Do you love to eat potato chips or even perhaps tortilla chips once in a while? Did you ever consider that you might be addicted to food? The answer is necessary, because it could be the key to findout what steps you need to take in order to lose weight. A significant number of medical experts say that food addiction is just as serious as nicotine or cocaine addiction, and it can potentially be just as deadly.
An indicator of food addiction is when you find yourself with overwhelming desire for a particular food. The desire is so strong, and you are unable to consume that particular food, you begin to experience Withdrawal symptoms such as headaches, nausea, and depression. Food addicts desire the comfort that a particular food gives them. They also experiences bouts of binge eating of that particular food. The cravings may be physical as well as psychological.
It should be noted that several varieties of food addictions exist. For example, there is compulsive overeating, where an individual goes on an eating binge that may last several days. The addicts do however lose weight, but tend to gain it back over time. Other symptoms include eating quickly, compulsively eating alone, and also eating when there is no evidence of hunger.
What is Bulimia?
Another common form of addiction is bulimia, in which the individual overeats, than purges the consumed food through vomiting or by taking laxatives. Signs of this condition include isolating oneself when eating, consuming huge portions of food rapidly, and being over conscious as well as preoccupied with one’s weight.
Food addiction also comes in the form known as anorexia, in which the individual attempts to starve oneself in order to achieve an unrealistic weight loss In a short amount of time. Anorexics tend to be around 15 percent below normal body weight and have a phobia about being fat and gaining weight. They often have difficulty eating with other people and appear to be obsessed with their weight. They also may suffer depression.
There is good news! Food addiction can be successfully treated. Treatment can come in variety of forms. A food addict may work with a psychotherapist in order to develop new ways to deal with food and their emotions. The therapist might be able to identify the origin of individuals’ food addiction, and also discovers the reasons for the condition.

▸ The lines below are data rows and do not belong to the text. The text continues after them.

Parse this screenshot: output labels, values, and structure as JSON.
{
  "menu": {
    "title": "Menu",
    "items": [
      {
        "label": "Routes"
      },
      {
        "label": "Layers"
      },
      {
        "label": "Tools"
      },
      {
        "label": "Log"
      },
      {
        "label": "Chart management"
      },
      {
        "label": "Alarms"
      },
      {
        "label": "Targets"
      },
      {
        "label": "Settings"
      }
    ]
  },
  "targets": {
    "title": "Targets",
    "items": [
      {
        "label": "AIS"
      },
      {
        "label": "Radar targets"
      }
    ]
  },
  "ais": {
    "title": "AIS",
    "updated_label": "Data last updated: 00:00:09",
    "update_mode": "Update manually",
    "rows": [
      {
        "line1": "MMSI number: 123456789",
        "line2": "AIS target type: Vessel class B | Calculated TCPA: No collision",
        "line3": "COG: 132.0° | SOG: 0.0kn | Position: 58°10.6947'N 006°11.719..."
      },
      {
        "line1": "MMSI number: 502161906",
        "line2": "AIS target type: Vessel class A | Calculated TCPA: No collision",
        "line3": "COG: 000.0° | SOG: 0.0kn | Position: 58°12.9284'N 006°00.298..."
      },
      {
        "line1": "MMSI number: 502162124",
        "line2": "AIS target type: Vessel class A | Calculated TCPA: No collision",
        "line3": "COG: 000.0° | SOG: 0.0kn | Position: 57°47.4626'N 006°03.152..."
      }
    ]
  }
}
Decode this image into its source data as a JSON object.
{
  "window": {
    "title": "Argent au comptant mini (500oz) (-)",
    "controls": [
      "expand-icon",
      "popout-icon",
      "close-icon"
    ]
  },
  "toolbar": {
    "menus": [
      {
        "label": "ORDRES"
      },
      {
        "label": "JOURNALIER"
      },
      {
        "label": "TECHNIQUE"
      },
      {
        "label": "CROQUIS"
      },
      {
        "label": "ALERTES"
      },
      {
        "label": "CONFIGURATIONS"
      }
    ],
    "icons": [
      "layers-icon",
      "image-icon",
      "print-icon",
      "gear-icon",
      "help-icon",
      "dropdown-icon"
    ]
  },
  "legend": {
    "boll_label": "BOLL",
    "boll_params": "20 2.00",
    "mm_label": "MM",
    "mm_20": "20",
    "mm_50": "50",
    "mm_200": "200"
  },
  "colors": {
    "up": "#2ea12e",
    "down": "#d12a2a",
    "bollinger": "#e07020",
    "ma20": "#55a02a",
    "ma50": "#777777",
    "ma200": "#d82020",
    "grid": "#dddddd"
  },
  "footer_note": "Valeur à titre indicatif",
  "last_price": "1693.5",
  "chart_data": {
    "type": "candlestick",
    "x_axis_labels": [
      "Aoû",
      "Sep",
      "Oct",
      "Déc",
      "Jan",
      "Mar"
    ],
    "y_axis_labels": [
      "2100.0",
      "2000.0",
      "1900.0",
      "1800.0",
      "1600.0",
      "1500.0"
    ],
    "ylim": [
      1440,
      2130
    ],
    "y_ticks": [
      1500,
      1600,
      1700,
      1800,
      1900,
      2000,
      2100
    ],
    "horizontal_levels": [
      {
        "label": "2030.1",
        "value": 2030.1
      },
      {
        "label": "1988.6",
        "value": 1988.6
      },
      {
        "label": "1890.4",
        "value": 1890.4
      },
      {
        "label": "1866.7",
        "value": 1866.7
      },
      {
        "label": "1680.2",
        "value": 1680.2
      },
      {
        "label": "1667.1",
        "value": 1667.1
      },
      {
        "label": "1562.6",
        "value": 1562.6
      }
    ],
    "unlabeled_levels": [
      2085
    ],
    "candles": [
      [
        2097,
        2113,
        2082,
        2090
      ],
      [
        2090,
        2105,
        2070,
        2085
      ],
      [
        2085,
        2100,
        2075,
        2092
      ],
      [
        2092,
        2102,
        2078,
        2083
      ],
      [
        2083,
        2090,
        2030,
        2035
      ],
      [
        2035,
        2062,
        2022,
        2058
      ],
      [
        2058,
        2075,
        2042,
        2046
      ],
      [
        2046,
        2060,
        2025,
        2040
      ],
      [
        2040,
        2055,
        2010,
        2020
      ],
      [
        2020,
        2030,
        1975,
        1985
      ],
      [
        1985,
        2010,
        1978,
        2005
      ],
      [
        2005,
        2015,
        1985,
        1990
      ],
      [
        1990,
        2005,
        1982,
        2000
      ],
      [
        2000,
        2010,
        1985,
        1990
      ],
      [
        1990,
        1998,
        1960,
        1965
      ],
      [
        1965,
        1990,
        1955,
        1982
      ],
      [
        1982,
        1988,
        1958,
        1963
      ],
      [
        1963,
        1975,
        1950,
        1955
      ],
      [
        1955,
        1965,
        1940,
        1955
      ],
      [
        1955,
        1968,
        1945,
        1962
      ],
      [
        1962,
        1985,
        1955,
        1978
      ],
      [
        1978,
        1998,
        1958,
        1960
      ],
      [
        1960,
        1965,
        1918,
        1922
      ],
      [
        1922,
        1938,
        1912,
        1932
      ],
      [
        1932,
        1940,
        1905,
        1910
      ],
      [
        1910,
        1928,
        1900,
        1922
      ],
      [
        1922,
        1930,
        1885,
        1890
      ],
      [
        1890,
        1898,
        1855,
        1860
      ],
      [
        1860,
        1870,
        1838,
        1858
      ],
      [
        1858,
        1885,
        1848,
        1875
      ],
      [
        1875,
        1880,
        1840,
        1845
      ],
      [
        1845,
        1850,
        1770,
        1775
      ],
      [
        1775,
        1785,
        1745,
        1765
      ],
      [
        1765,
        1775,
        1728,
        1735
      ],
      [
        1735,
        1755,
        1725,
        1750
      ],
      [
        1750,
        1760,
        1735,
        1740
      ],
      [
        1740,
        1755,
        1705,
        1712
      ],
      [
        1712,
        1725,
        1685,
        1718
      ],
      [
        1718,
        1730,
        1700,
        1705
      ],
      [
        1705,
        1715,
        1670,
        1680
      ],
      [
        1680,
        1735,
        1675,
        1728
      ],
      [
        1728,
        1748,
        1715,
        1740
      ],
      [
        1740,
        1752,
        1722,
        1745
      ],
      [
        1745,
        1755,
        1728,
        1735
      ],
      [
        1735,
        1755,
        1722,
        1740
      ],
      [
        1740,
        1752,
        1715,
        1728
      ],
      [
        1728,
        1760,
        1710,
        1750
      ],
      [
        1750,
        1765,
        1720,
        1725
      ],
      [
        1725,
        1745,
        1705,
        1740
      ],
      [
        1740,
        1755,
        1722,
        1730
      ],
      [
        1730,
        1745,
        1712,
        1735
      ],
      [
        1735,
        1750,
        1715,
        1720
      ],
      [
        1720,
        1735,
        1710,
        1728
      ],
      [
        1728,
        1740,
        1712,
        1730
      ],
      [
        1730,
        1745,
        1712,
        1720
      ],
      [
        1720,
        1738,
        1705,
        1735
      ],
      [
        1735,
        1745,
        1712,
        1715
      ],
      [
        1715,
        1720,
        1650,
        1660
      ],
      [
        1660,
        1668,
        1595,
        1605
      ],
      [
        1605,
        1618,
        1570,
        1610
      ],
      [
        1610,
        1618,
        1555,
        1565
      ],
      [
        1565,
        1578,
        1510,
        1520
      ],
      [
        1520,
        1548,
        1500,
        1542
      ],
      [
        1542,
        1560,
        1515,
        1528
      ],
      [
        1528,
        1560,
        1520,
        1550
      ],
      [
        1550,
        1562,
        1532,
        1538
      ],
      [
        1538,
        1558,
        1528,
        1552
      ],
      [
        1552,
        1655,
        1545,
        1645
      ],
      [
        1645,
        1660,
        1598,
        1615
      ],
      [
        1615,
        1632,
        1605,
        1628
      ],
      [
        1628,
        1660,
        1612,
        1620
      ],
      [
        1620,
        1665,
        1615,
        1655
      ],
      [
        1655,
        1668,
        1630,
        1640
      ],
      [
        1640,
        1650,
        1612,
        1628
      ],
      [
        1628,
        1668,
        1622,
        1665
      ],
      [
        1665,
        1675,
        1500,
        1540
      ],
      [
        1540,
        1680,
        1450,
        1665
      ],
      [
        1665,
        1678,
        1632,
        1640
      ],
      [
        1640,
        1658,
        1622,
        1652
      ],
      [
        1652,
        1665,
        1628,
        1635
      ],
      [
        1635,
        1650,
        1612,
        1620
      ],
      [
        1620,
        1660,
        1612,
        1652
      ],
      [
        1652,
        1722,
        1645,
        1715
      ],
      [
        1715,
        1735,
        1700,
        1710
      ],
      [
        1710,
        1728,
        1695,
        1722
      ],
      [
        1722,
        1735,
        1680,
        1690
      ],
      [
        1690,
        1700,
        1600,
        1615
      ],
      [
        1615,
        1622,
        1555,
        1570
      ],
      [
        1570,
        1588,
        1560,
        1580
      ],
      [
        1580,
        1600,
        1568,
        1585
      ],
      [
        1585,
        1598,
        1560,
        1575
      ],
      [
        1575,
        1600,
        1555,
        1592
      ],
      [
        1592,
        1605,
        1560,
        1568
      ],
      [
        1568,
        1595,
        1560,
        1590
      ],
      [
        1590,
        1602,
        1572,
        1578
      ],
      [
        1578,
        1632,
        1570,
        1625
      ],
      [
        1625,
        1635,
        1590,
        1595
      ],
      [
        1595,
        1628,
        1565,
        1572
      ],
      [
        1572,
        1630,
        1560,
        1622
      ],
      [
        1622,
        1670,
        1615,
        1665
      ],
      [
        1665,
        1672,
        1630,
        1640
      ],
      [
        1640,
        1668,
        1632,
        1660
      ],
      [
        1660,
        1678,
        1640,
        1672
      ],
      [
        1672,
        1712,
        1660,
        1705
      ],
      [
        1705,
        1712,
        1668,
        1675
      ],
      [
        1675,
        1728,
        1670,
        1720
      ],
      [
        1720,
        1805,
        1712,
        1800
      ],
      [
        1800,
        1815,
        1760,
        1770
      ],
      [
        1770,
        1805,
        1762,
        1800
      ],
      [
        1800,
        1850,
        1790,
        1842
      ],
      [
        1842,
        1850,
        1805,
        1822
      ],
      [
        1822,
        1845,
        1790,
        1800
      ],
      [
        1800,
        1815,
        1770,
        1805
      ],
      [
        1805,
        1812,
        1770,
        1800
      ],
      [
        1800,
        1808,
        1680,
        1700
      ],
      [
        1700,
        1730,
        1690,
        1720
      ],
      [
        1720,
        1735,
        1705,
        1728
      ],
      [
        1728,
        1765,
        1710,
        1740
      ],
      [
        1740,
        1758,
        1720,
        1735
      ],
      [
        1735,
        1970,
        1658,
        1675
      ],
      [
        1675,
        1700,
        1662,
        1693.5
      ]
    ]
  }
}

In the majority of cases, the psychologist will help the individual develop a treatment plan which structures expectations and short and long term goals. In more serious cases an individual may chose to undergo in-patient treatment at a psychological facility. Treatment often involves helping the individual to return to a healthy eating lifestyle, deal with underlying emotional issues of food addiction, and learn to develop new coping techniques.
Food addicts often follow the structure of the same kind of 12 step program used by alcoholics.
By admitting their powerlessness over food, their belief that they could be restored to normal state of mind and an admission of their faults and failings. In addition food addicts often draw strength from support groups who have similar difficulties dealing with food. Knowing that there are other people who face the same challenges can be incredibly therapeutic.
At this point, it is unclear whether food addiction is a genetic-based illness. Although there is evidence of eating patterns being passed down throughout generations. In fact, many food addicts many food addicts only seek help after they have concluded that their illness could adversely affect their children.
It is entirely possible that in the long run food addiction can never be cured and only be treated. In other words, the recovery period can last a lifetime, yet one should never lose hope of beating food addiction. With patience and time, individual addicts can adopt behavioral skills which will enable them to keep their weight under control. Sometimes few individuals will be tempted to indulge in food; though knowing the pain that they will face if they continue their harmful eating habits could be the incentive to struggle against food addiction.